“I found it interesting how much the mainstream media focused their attention on this,” explained Jamie Greer, who manages The Manchester restaurant and is a self-described community advocate.
Greer finds it to be “baffling” that Target would receive so much media attention when there are “so many small, independent, locally run and created businesses, from restaurants to specialty boutiques” that do not receive anywhere near the same level of media attention.
“It just screams that they’re trying to get advertisements, and they’re essentially giving a company that has billions of dollars, that could easily pay for full page ads in the Windsor Star, free advertising for twenty-four hours,” expressed Greer.
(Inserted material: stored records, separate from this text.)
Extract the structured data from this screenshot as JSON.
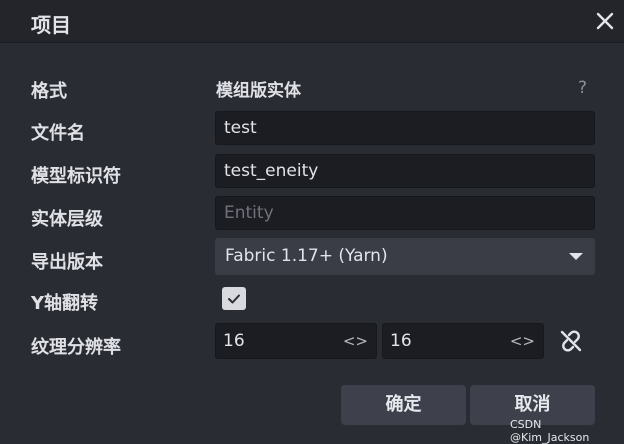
{
  "dialog": {
    "title": "项目"
  },
  "form": {
    "format": {
      "label": "格式",
      "value": "模组版实体",
      "help": "?"
    },
    "filename": {
      "label": "文件名",
      "value": "test"
    },
    "model_id": {
      "label": "模型标识符",
      "value": "test_eneity"
    },
    "entity_layer": {
      "label": "实体层级",
      "value": "",
      "placeholder": "Entity"
    },
    "export_version": {
      "label": "导出版本",
      "value": "Fabric 1.17+ (Yarn)"
    },
    "y_flip": {
      "label": "Y轴翻转",
      "checked": true
    },
    "texture_resolution": {
      "label": "纹理分辨率",
      "width": "16",
      "height": "16",
      "drag_glyph": "<>"
    }
  },
  "buttons": {
    "confirm": "确定",
    "cancel": "取消"
  },
  "watermark": "CSDN @Kim_Jackson",
  "colors": {
    "background": "#2a2c33",
    "input_background": "#1c1d22",
    "button_background": "#3e414b"
  }
}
“The reality is that newspapers must fill column space, television must fill black and radio must fill dead air, and in doing that, stories that may seem secondary or tertiary or irrelevant often get covered and receive prominence in a news cast simply because of that. It’s just the daily news agenda,” stated The University of Windsor’s digital journalism program director Blake Roberts who added that if any news organization ignored the story they would “potentially be losing audience share and losing that competitive battle with other news organizations.”
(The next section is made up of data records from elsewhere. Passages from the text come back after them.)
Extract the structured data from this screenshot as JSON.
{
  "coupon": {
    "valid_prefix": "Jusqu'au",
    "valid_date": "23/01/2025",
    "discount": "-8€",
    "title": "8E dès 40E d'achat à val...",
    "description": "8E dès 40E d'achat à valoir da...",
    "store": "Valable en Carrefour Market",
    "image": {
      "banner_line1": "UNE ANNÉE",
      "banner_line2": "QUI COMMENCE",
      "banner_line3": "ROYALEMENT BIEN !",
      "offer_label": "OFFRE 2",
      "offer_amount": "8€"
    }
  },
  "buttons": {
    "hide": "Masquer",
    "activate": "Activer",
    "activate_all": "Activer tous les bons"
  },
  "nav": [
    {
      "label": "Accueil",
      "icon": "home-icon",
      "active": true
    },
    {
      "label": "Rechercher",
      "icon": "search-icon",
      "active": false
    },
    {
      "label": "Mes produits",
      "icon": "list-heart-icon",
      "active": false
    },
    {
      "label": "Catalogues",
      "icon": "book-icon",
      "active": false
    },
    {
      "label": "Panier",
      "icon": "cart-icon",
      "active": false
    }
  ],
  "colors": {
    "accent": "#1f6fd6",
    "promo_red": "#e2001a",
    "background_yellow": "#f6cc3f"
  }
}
Greer thinks that the mainstream media focused on the day as if “the Queen or the Pope came to Windsor and it seemed like such an asinine waste of journalistic time when there’s so many other local businesses that don’t get that kind of press in five years.”
“We are living in a period perhaps when many of these social media technologies and venues are relatively new to us and we’re still trying to figure out what they are useful for [and] there’s a wow factor to them,” explained Roberts who added, “personally, I think it’s over doing it, using these technologies to cover something like that,”
Greer would rather independent businesses receive increased media attention rather than bigger businesses because “they’re struggling to compete. Essentially, they’re goldfish in a sea of sharks. They don’t have the resources, the billion dollar marketing, the ingrained marketing that’s on every TV station … these people need the attention to get the interest.”
At the Windsor location, Mohammad Moharmmi admitted he had seen the news coverage of the store and decided to browse the selection. “It’s okay, but it’s not great,” he said. “I thought the prices would be better, but then again, we do live in Canada, so we have higher tax rates.”
“Live tweeting the event might be excessive, but then again, everybody uses cell phones now all the time, so maybe it’s appropriate,” expressed Moharmmi.
Jonathon Liedtke is the Features & Opinion Editor for the University of Windsor Lance Campus/Community Newspaper and a reporter for ourWindsor.ca. As a founding member and current Co-Chair of the Mayor’s Youth Advisory Committee, he is committed to representing, connecting, engaging with and advocating for local youth. He is also a member of Windsor’s “Punk with Horns” band The Nefidovs, and as such, is committed to enhancing and sustaining the arts community.